Dataset rows describing interfaces:
────
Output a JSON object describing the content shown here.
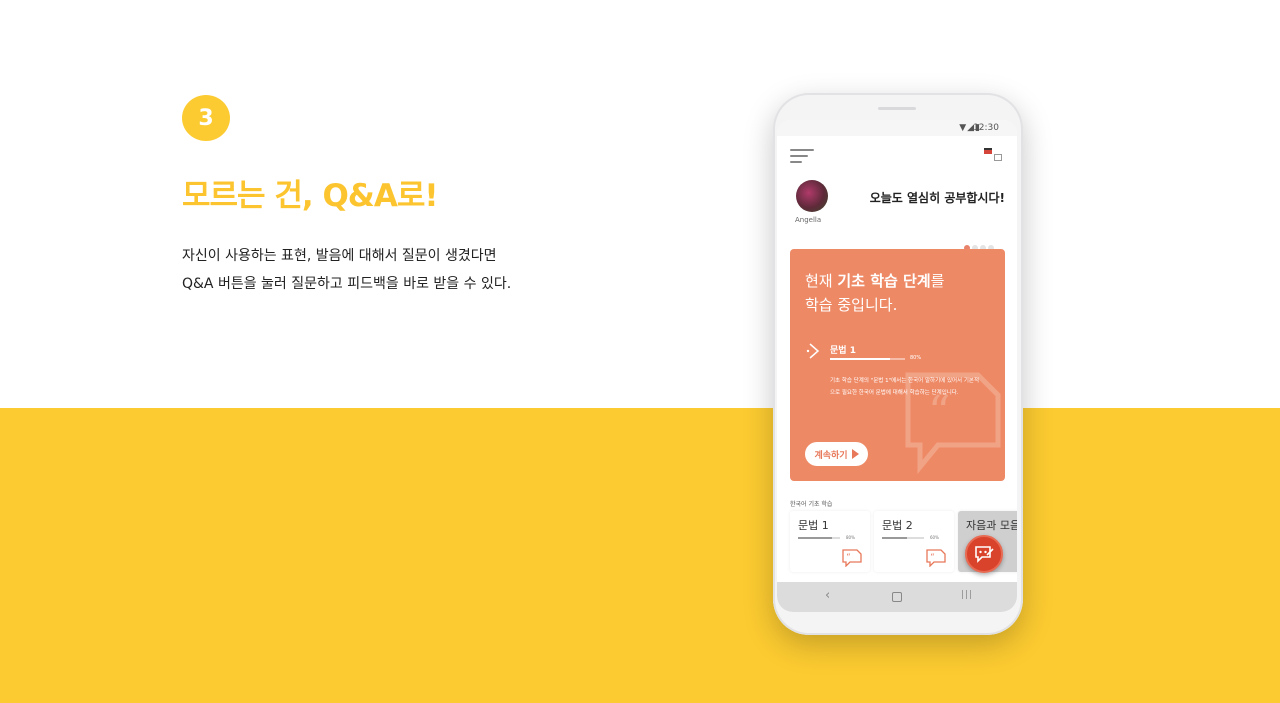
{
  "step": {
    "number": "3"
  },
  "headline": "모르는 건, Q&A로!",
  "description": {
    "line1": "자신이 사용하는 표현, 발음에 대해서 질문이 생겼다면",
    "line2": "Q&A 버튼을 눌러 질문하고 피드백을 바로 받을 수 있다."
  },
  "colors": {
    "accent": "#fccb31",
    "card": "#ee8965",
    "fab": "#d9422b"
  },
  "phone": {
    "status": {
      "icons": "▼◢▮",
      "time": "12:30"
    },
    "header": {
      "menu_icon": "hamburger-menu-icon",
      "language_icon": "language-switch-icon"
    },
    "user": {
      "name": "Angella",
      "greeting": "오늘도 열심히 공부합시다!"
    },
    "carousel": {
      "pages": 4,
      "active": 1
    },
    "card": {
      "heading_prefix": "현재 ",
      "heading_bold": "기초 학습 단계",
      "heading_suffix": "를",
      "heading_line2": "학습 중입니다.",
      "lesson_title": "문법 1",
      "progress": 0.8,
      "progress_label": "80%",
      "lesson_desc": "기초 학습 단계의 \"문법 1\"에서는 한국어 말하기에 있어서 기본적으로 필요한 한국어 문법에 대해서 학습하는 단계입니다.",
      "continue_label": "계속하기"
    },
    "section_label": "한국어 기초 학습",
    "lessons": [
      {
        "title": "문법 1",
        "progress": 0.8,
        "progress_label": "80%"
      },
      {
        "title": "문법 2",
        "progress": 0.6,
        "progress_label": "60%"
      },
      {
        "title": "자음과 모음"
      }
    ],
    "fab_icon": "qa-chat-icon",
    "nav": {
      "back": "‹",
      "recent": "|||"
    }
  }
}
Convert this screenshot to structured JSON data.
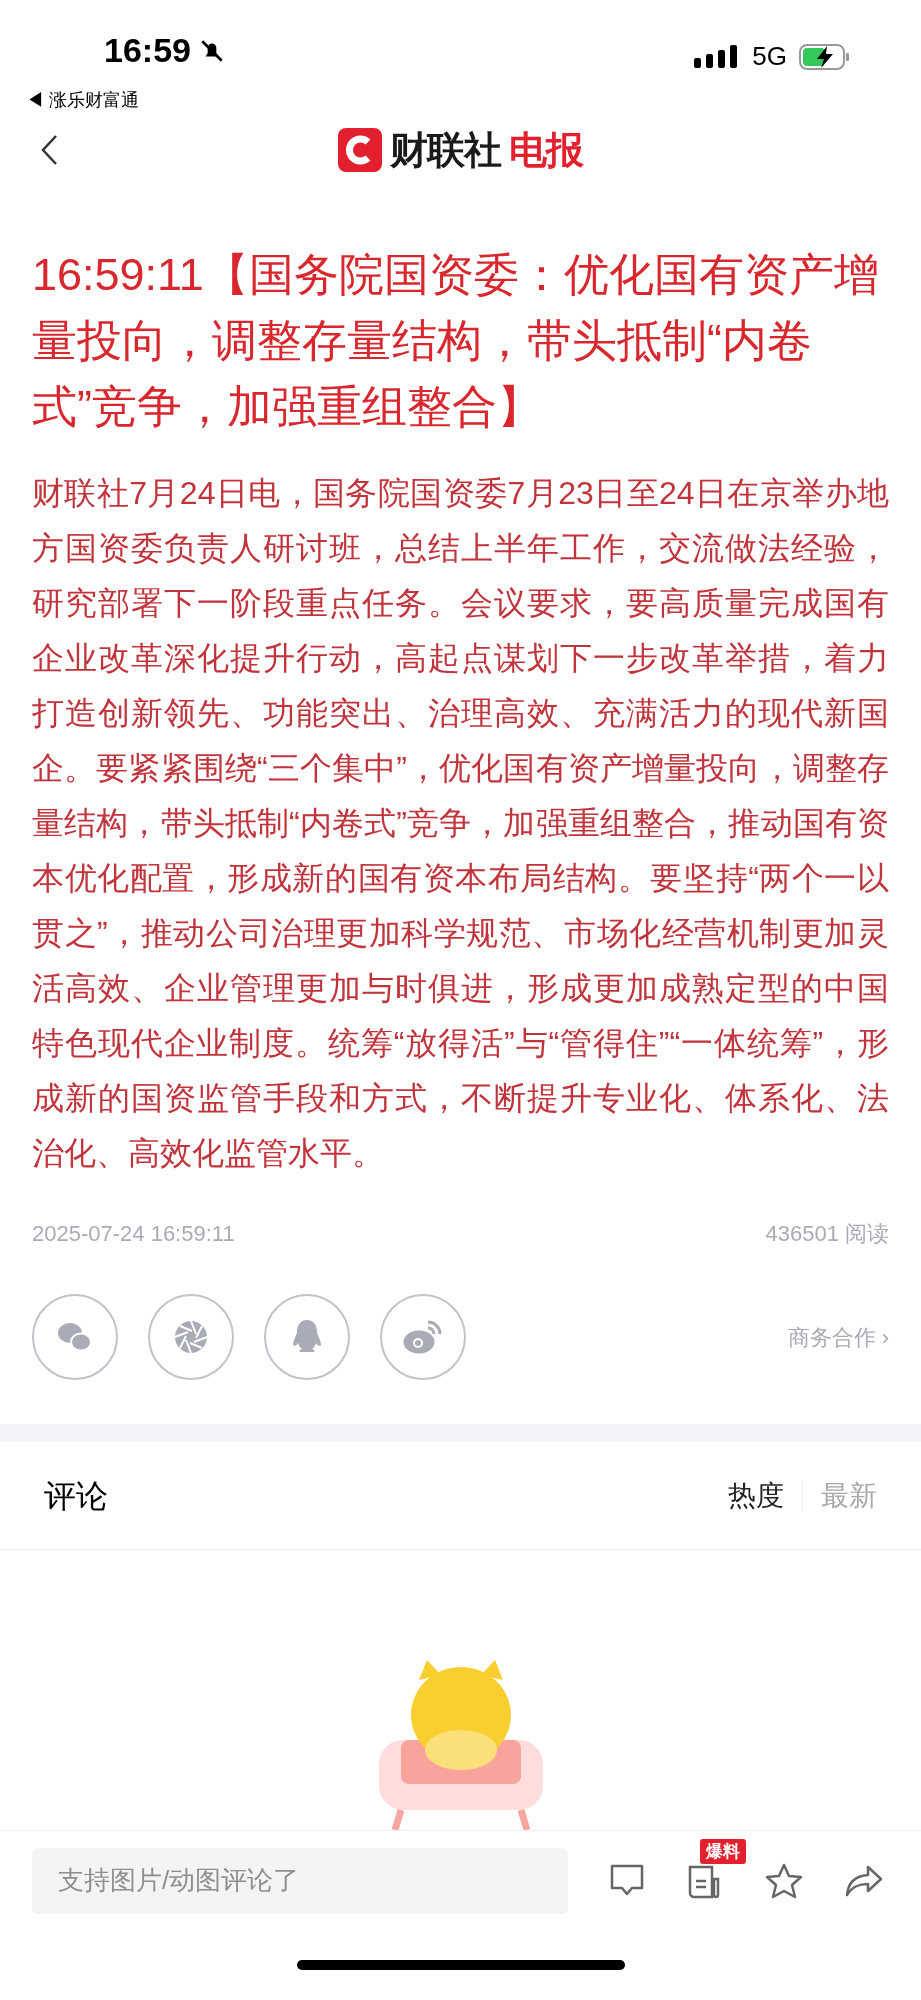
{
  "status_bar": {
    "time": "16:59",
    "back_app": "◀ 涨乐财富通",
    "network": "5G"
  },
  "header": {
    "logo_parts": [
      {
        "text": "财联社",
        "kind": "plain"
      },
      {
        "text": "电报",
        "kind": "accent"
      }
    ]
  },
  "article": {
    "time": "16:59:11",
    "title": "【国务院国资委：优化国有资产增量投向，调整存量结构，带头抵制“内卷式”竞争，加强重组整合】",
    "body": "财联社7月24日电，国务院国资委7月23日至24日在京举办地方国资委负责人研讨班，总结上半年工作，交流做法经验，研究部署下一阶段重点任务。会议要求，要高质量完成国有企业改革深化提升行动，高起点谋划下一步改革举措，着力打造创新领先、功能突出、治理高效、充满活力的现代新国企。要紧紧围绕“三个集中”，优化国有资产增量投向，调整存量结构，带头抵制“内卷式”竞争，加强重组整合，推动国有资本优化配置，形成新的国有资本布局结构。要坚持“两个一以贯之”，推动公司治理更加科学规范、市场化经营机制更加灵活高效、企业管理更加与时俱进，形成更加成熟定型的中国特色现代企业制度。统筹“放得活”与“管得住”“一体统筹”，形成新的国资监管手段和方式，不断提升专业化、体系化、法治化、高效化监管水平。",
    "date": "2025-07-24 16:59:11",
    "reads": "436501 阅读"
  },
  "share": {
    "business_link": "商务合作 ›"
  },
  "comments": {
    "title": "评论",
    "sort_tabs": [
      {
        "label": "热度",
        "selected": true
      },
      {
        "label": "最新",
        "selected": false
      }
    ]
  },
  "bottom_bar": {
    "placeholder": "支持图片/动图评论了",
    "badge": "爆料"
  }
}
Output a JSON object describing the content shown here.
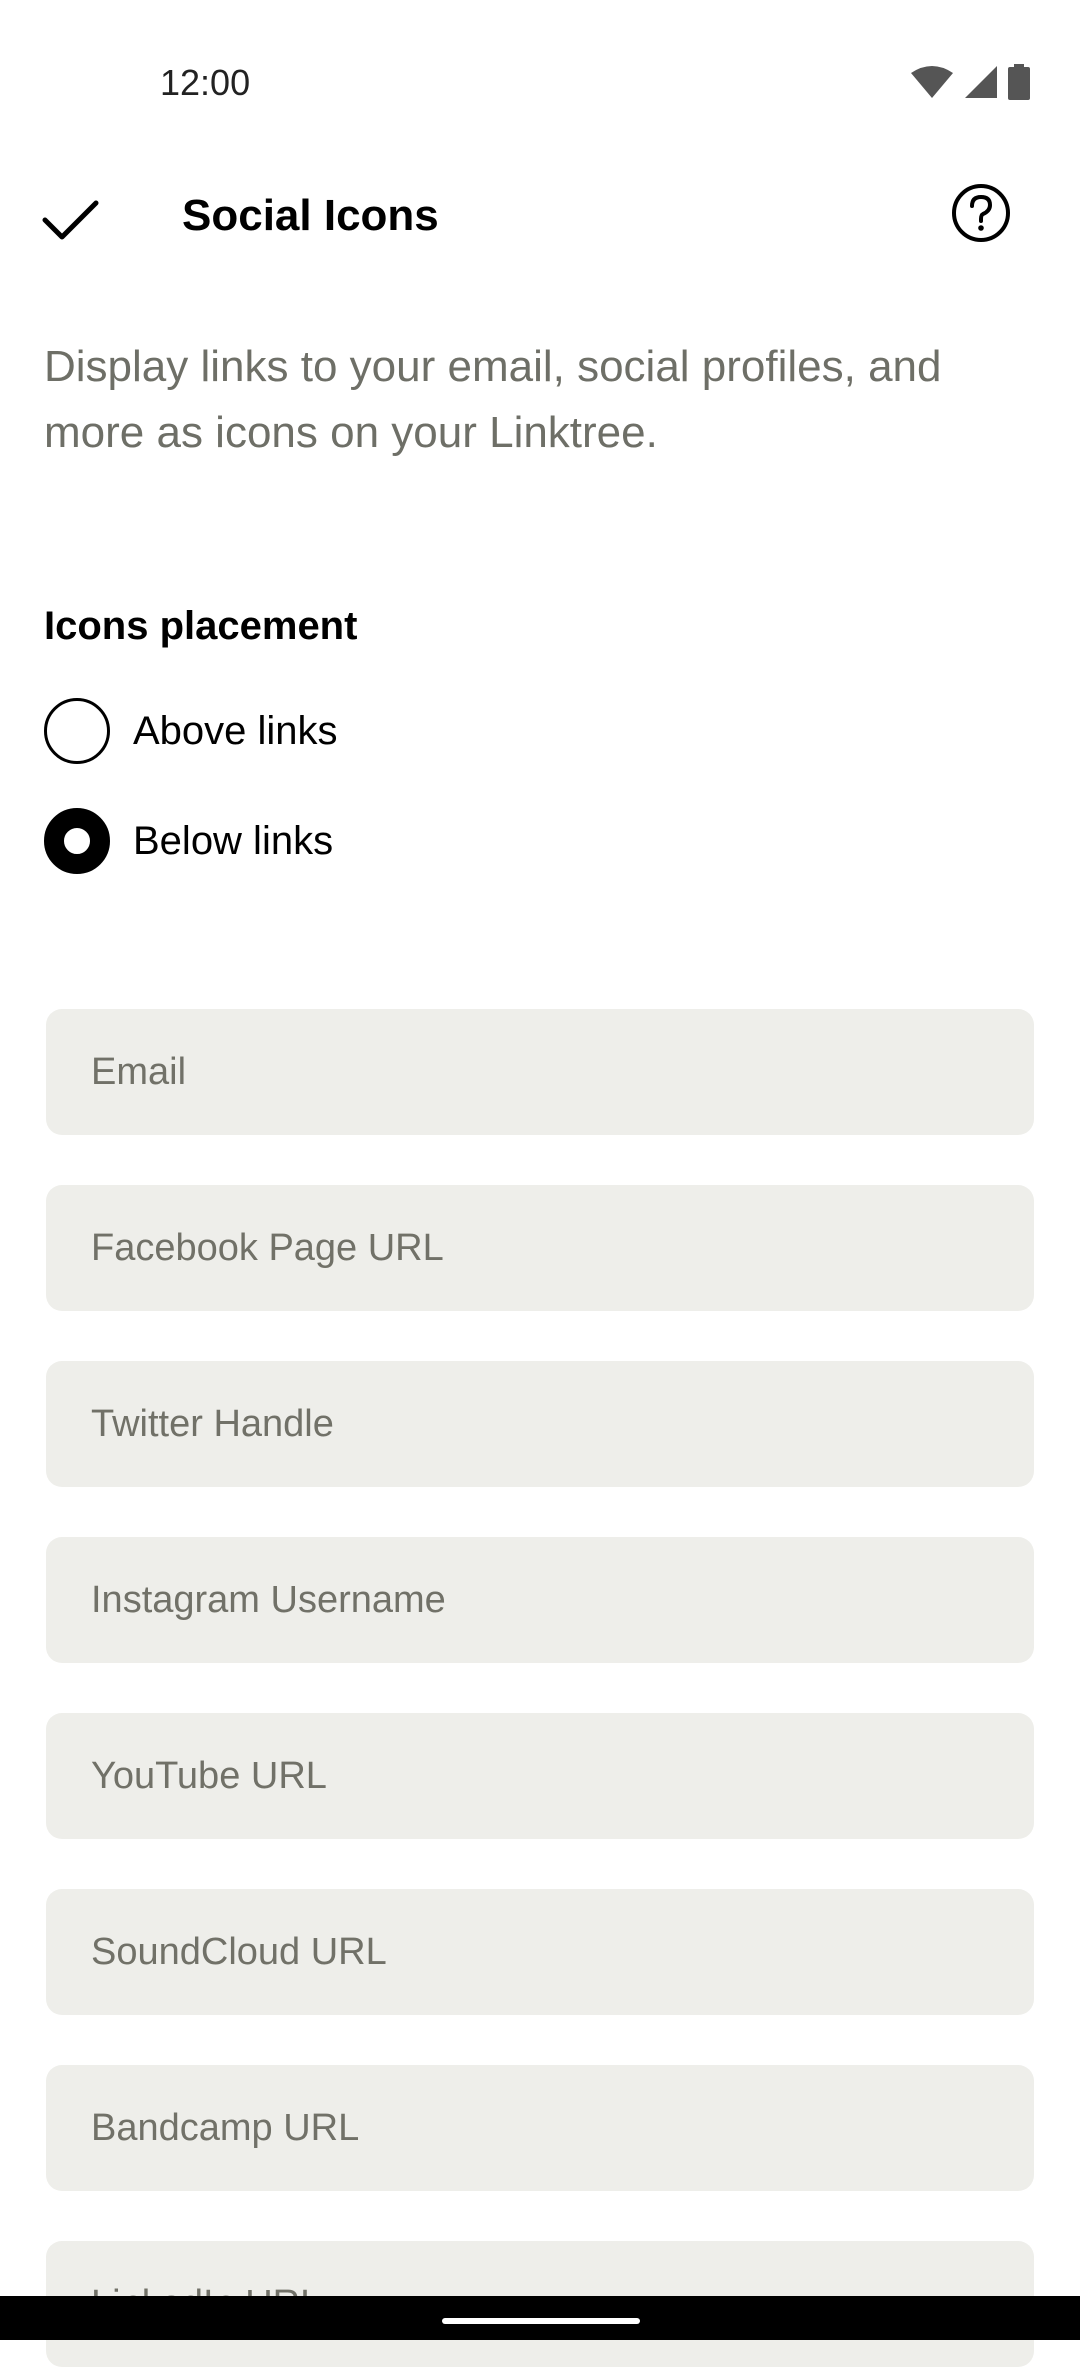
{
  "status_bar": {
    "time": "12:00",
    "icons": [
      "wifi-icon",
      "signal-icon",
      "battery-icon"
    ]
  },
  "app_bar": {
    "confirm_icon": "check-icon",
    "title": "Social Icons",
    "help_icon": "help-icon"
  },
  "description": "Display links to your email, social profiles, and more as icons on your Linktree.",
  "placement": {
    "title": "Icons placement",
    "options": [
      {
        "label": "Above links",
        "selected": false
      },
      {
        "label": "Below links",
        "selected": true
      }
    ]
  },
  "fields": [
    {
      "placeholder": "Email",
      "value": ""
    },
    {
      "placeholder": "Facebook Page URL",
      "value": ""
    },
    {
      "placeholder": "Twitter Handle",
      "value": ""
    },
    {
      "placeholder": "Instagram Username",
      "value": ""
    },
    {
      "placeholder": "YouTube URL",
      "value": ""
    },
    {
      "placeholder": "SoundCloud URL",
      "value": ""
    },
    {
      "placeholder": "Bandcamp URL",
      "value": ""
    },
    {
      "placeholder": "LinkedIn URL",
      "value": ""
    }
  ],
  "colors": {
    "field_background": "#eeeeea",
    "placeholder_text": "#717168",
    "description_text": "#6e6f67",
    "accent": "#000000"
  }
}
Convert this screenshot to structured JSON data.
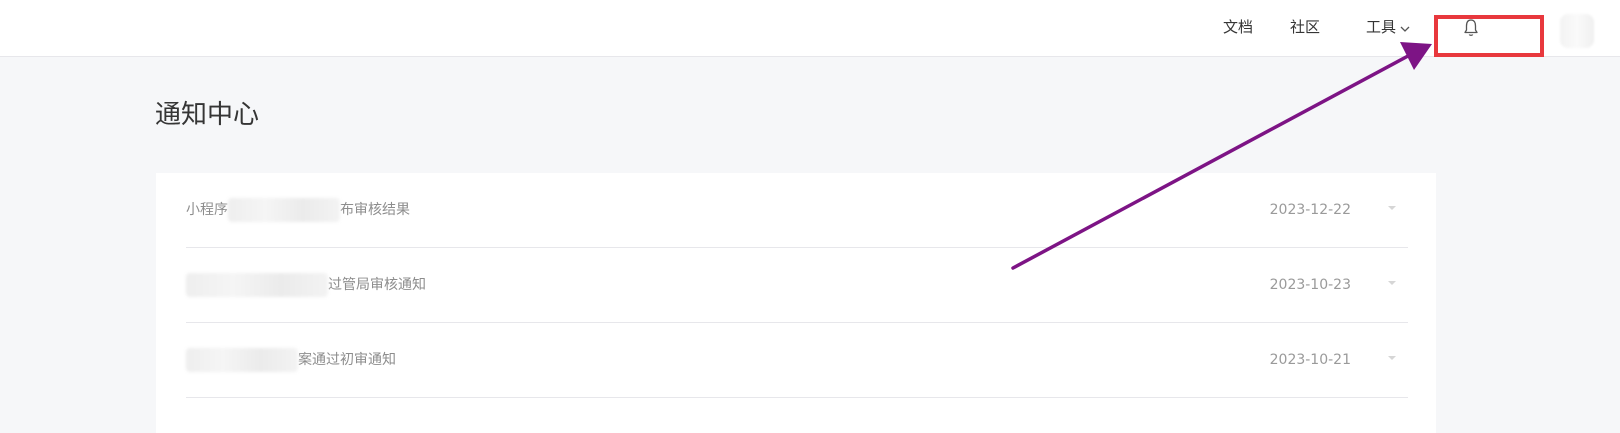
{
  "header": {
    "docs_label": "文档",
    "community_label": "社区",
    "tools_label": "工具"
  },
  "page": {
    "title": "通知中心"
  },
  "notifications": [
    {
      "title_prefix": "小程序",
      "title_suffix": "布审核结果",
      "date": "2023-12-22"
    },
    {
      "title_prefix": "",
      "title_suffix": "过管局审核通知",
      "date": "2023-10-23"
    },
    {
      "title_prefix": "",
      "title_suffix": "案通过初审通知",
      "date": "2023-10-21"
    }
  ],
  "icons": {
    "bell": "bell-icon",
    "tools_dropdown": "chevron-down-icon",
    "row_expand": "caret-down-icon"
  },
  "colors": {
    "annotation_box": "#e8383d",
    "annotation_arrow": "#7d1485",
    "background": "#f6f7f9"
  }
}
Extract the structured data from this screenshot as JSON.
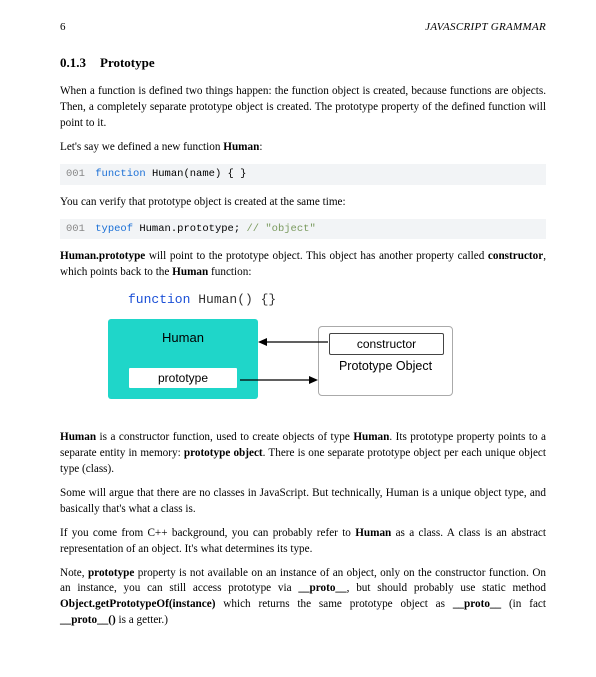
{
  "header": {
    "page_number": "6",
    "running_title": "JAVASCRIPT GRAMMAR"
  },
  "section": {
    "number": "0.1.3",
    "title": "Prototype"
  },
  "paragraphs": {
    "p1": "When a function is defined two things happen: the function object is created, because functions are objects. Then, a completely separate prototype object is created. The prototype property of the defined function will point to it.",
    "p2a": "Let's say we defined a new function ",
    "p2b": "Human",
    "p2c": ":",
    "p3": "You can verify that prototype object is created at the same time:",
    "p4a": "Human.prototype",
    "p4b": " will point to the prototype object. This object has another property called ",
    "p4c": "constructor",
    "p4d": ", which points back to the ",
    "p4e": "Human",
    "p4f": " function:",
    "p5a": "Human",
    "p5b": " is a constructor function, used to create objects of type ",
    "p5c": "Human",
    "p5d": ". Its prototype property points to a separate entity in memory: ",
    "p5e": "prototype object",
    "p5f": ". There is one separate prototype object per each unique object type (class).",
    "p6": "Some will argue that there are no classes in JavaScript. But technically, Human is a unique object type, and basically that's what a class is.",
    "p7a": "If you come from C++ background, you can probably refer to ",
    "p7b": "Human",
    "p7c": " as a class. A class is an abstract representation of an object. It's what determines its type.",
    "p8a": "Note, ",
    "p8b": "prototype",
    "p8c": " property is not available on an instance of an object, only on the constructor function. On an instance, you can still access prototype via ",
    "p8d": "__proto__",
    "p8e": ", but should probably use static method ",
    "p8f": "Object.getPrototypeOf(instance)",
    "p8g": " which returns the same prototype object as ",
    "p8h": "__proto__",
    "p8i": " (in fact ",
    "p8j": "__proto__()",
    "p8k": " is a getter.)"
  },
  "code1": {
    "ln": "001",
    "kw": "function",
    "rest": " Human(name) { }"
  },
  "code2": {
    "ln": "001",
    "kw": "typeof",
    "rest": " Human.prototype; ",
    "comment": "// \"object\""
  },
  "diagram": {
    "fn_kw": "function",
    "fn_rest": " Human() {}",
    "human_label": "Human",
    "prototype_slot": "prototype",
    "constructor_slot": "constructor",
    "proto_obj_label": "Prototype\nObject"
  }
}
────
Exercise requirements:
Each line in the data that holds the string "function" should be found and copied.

Worked solution:
    "p1": "When a function is defined two things happen: the function object is created, because functions are objects. Then, a completely separate prototype object is created. The prototype property of the defined function will point to it.",
    "p2a": "Let's say we defined a new function ",
    "p4f": " function:",
    "p5b": " is a constructor function, used to create objects of type ",
    "p8c": " property is not available on an instance of an object, only on the constructor function. On an instance, you can still access prototype via ",
    "kw": "function",
    "fn_kw": "function",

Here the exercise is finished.